● **What to produce**
Search the listing for the string "JSON" and copy every line that contains it.
=== Section Start ===
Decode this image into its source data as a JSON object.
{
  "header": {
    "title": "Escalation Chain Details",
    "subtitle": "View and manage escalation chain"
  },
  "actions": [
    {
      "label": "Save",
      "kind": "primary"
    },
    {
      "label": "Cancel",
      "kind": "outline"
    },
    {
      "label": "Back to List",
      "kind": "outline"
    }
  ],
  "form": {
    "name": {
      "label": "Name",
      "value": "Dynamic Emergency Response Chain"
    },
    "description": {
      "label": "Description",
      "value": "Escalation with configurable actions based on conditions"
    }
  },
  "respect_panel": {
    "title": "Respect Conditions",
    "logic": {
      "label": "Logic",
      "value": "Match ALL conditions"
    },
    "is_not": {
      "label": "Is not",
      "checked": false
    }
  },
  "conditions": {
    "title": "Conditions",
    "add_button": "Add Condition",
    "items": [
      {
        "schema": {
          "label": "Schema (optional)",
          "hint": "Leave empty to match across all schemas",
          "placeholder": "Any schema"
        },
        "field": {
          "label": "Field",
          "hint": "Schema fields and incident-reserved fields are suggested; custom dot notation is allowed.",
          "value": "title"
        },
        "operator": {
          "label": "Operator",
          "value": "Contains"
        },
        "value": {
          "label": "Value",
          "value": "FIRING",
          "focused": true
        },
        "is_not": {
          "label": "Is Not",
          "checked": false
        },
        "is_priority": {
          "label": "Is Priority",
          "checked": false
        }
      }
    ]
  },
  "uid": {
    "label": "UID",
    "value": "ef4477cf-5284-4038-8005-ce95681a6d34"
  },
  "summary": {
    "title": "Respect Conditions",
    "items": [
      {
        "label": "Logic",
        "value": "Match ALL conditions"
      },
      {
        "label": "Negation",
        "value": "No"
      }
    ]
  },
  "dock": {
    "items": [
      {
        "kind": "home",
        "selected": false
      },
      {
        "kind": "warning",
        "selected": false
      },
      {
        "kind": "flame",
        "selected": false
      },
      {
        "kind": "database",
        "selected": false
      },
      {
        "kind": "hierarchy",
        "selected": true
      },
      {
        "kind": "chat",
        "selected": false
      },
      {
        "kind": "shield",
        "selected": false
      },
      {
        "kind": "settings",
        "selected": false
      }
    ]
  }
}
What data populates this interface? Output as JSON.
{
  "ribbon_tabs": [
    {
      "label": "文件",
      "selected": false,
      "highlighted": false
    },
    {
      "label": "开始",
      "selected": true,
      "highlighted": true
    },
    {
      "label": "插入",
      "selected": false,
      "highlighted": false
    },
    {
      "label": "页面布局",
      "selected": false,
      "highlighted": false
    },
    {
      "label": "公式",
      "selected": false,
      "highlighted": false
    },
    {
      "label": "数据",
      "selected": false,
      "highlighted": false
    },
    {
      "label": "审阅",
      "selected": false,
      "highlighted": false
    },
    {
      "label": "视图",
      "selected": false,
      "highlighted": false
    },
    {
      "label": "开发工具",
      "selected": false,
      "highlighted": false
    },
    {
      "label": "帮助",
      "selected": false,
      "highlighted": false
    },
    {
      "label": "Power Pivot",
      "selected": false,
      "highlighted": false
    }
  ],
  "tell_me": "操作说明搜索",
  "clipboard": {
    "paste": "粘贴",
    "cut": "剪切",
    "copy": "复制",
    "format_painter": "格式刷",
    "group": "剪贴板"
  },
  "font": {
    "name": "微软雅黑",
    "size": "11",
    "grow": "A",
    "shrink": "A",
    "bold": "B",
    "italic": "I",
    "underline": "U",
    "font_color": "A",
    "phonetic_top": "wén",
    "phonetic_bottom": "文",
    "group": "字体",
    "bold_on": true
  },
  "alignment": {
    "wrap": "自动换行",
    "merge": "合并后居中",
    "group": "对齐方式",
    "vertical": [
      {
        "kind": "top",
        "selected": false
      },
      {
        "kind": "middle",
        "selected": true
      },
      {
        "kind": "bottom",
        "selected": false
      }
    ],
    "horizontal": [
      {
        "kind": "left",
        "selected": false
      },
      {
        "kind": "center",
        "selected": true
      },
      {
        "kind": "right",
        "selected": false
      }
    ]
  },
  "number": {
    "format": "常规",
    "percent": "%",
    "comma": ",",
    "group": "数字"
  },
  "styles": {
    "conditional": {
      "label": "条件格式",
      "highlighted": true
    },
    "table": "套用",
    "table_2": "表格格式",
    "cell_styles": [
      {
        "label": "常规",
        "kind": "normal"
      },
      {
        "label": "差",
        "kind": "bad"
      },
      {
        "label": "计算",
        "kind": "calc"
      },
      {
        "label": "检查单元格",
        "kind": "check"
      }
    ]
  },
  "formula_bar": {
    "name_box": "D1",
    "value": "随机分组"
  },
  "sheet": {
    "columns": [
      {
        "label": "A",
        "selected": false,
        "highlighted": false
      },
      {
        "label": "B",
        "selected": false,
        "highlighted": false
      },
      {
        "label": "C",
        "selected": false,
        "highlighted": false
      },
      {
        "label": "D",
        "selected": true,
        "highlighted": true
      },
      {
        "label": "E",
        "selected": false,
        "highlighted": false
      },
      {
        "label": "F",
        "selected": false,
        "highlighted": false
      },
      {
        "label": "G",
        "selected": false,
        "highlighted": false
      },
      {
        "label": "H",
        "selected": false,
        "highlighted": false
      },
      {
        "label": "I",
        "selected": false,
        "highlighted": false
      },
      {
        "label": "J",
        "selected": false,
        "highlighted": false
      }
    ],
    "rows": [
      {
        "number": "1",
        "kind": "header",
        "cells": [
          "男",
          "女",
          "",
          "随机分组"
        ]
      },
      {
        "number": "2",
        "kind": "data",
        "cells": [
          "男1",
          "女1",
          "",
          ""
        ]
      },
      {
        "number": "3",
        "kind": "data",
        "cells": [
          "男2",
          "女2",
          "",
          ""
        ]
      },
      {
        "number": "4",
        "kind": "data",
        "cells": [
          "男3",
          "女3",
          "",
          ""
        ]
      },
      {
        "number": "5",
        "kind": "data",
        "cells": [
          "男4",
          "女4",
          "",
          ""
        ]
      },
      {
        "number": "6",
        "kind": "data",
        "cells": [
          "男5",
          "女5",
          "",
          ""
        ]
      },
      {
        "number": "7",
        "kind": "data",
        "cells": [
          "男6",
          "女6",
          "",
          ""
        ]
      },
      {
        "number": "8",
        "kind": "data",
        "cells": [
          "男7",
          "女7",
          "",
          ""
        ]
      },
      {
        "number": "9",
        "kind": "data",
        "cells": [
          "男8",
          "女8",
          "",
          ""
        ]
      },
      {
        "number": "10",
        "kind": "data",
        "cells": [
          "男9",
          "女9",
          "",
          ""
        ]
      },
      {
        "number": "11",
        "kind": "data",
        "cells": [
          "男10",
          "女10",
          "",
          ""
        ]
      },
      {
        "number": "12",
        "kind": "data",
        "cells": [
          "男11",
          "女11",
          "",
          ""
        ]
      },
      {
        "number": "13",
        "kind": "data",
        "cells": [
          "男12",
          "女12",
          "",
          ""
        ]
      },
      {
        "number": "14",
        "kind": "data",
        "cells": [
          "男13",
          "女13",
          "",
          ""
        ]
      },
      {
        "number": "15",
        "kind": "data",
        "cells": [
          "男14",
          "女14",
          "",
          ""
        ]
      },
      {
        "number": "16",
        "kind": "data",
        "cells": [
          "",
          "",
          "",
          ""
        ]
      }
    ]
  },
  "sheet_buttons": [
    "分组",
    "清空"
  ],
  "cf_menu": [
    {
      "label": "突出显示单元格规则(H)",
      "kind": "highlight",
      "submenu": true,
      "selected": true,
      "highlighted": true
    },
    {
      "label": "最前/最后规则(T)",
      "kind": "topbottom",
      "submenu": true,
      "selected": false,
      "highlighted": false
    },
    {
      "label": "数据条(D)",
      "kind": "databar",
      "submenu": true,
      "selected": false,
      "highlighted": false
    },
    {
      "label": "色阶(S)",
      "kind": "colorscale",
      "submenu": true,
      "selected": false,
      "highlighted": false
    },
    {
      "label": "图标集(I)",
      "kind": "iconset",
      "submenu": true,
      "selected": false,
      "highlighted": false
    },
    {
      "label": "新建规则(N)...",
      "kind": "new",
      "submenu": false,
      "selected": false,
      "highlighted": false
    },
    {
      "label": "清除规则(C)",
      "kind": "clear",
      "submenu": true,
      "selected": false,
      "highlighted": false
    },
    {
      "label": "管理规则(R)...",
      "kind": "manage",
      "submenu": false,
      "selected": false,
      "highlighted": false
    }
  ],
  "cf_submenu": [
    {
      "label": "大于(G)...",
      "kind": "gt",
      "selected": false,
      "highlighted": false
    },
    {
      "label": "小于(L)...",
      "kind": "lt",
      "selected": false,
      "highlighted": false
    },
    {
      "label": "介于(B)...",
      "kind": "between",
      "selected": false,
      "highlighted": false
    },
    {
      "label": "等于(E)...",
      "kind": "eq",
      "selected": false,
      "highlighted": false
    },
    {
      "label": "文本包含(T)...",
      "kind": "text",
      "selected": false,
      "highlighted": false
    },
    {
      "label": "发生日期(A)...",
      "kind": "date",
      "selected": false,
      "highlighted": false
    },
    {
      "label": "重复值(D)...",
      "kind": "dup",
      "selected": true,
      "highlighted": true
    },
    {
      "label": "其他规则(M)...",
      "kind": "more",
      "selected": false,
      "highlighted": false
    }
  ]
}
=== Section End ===
● **Problem solution**
Decode this image into its source data as a JSON object.
What data populates this interface? Output as JSON.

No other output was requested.